Your institution has recognition societies, clubs, and circles based on giving levels. You may even have a recognition group based on consecutive year giving. You probably have an annual event or two that recognizes and thanks your donors based on these groups.
You also have a strong sense that the “new world order” of communication (i.e., social media, primarily facebook, Twitter, YouTube, etc.) can be a powerful tool in your work as an advancement leader. And, if you are like many advancement leaders, you are not sure exactly how to use social media to its fullest potential.
For most institutions, social media is utilized simply as another vehicle to distribute press releases. You know how this works. You post institutional stories online – perhaps on your website – and you share them with your facebook friends and Twitter followers. And next week you do the same thing.
But let’s think about this for a bit. Isn’t the power of social media about engagement? Isn’t the beauty of social media that people can interact by posting comments and sharing comments? I mean, isn’t the whole purpose of this new communication reality to be social? The question, then, it seems to me, becomes, “how can we encourage more socializing online?

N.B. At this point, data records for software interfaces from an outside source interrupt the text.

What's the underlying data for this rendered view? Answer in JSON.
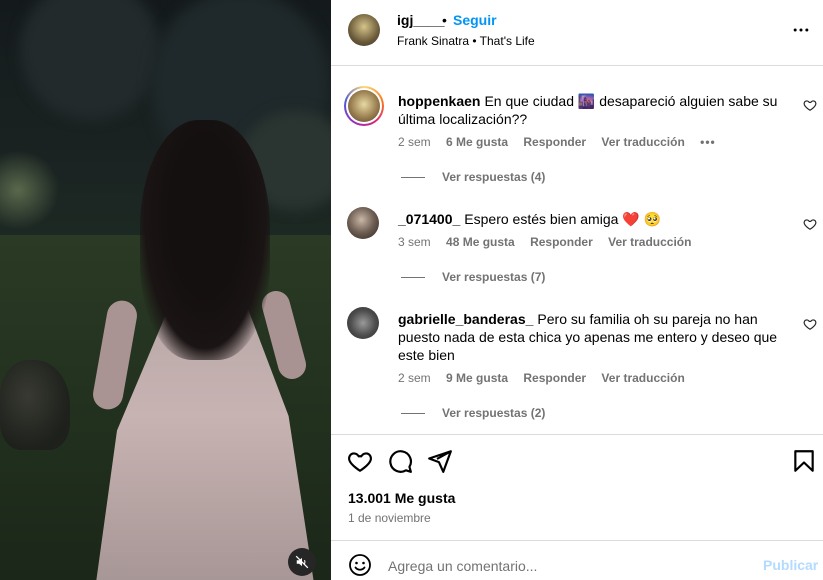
{
  "header": {
    "username": "igj____",
    "separator": "•",
    "follow_label": "Seguir",
    "audio": "Frank Sinatra • That's Life",
    "more_icon": "more-horizontal-icon"
  },
  "comments": [
    {
      "username": "hoppenkaen",
      "text": "En que ciudad 🌆 desapareció alguien sabe su última localización??",
      "time": "2 sem",
      "likes": "6 Me gusta",
      "reply_label": "Responder",
      "translate_label": "Ver traducción",
      "options": "•••",
      "replies_label": "Ver respuestas (4)"
    },
    {
      "username": "_071400_",
      "text": "Espero estés bien amiga ❤️ 🥺",
      "time": "3 sem",
      "likes": "48 Me gusta",
      "reply_label": "Responder",
      "translate_label": "Ver traducción",
      "replies_label": "Ver respuestas (7)"
    },
    {
      "username": "gabrielle_banderas_",
      "text": "Pero su familia oh su pareja no han puesto nada de esta chica yo apenas me entero y deseo que este bien",
      "time": "2 sem",
      "likes": "9 Me gusta",
      "reply_label": "Responder",
      "translate_label": "Ver traducción",
      "replies_label": "Ver respuestas (2)"
    }
  ],
  "footer": {
    "likes": "13.001 Me gusta",
    "date": "1 de noviembre",
    "comment_placeholder": "Agrega un comentario...",
    "post_label": "Publicar"
  },
  "colors": {
    "accent": "#0095f6",
    "muted": "#737373",
    "divider": "#dbdbdb"
  }
}
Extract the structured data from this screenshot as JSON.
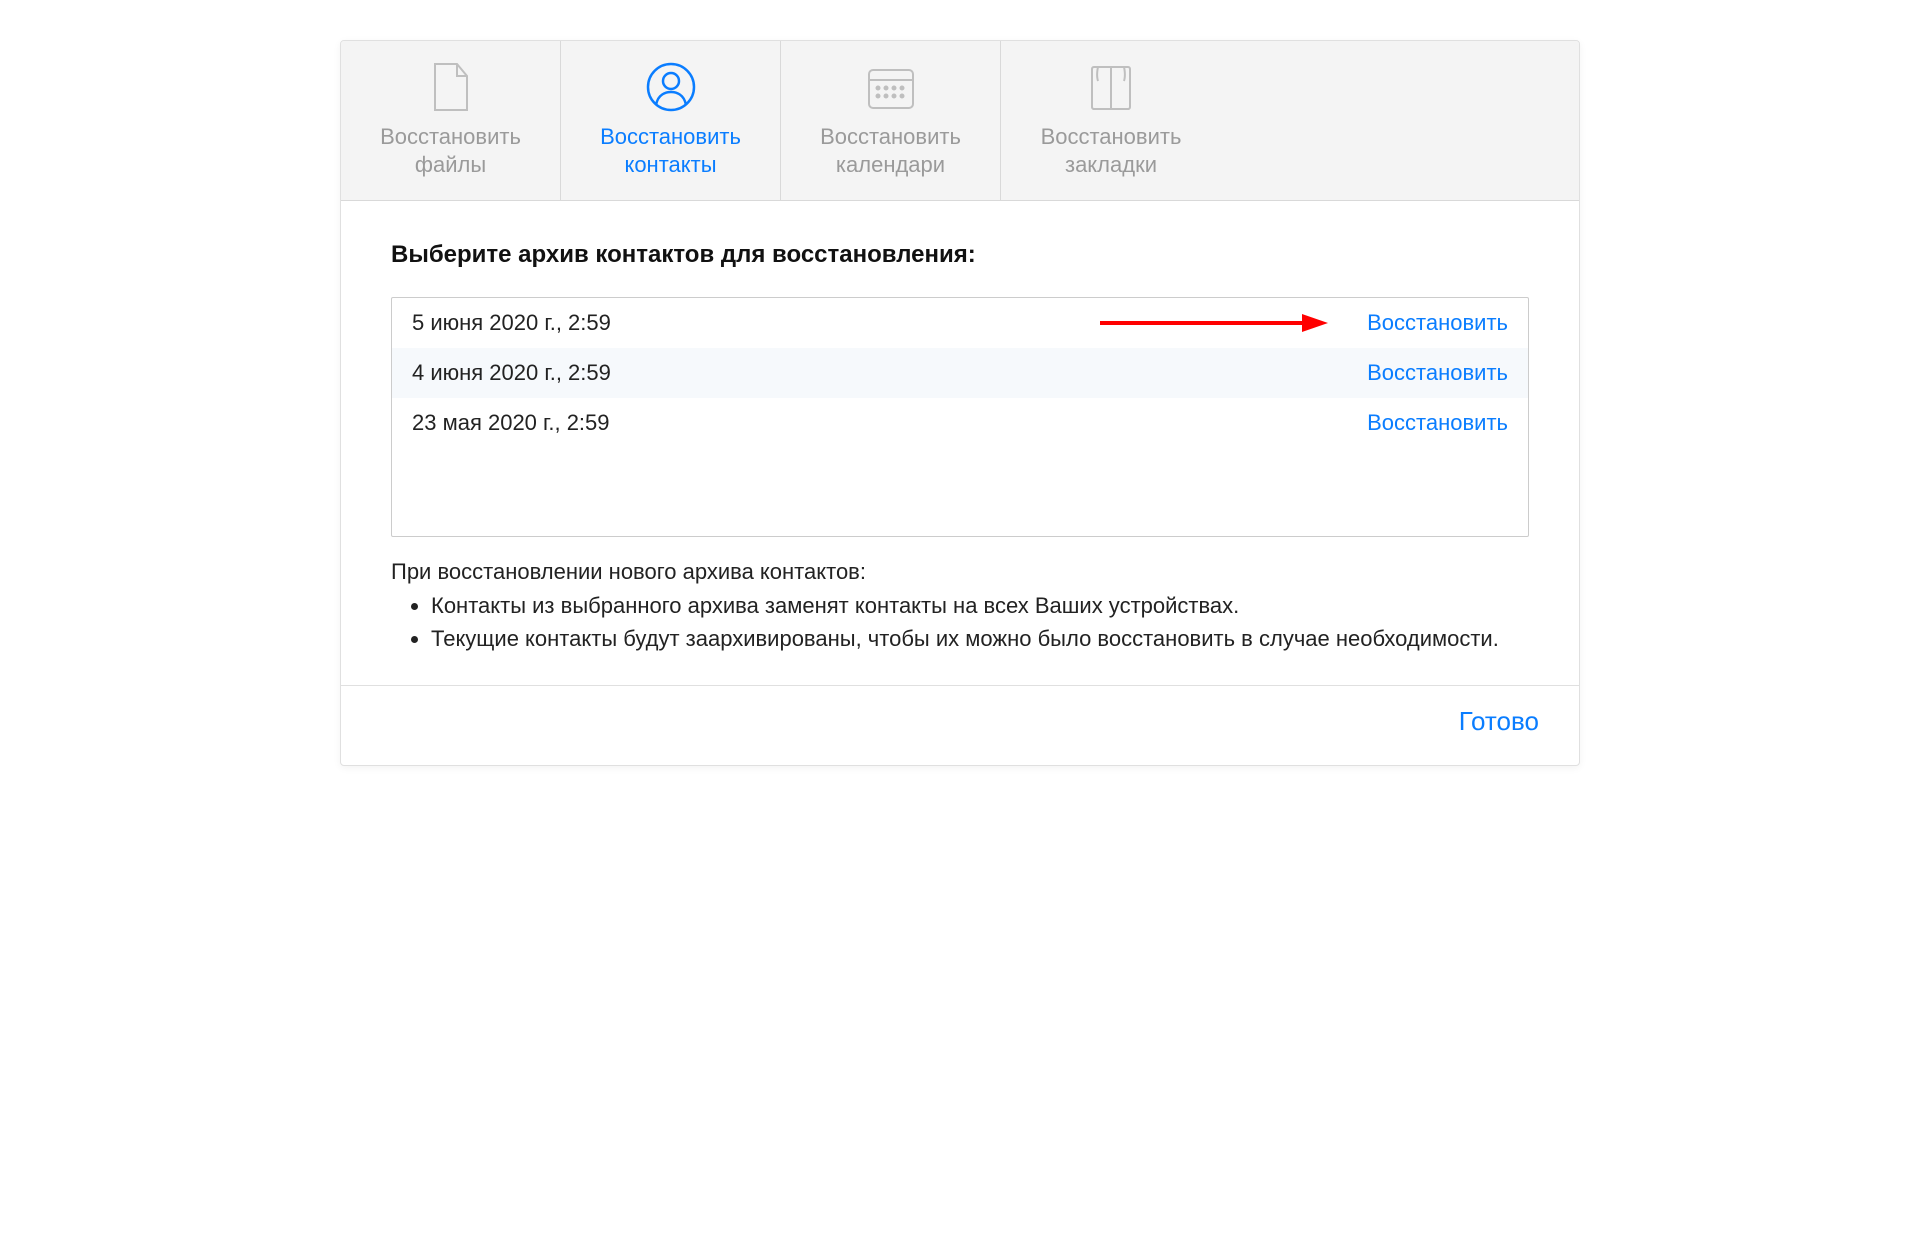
{
  "tabs": [
    {
      "label": "Восстановить\nфайлы",
      "active": false
    },
    {
      "label": "Восстановить\nконтакты",
      "active": true
    },
    {
      "label": "Восстановить\nкалендари",
      "active": false
    },
    {
      "label": "Восстановить\nзакладки",
      "active": false
    }
  ],
  "heading": "Выберите архив контактов для восстановления:",
  "archives": [
    {
      "date": "5 июня 2020 г., 2:59",
      "action": "Восстановить"
    },
    {
      "date": "4 июня 2020 г., 2:59",
      "action": "Восстановить"
    },
    {
      "date": "23 мая 2020 г., 2:59",
      "action": "Восстановить"
    }
  ],
  "notes": {
    "title": "При восстановлении нового архива контактов:",
    "items": [
      "Контакты из выбранного архива заменят контакты на всех Ваших устройствах.",
      "Текущие контакты будут заархивированы, чтобы их можно было восстановить в случае необходимости."
    ]
  },
  "footer": {
    "done": "Готово"
  },
  "colors": {
    "accent": "#0a7dff",
    "arrow": "#ff0000"
  }
}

Here’s a thought: What if, in addition to our societies, clubs, circles, and other groups designed to recognize donors of various sorts, we also established “Engagement Societies.” These groups would encourage, recognize, and thank those individuals who, through various social media vehicles shared, re-Tweeted, commented on, etc., items about our institutions? In other words, what if we encouraged and recognized the most prolific of our institution’s social media champions in ways that are similar to how we recognize our donors? What if we thanked them formally as an institution?
Financial gifts, more often than not, follow donor engagement. Donor engagement happens when someone is asked by someone they know and trust to get involved. By helping our institution’s marketing and communications effort by personalizing and endorsing our messages, our social media engagement champions have the potential to impact our institutions’ reputation as well as our giving totals.
One way to start using social media tools more smartly is to recognize and thank those who are using those tools to our benefit.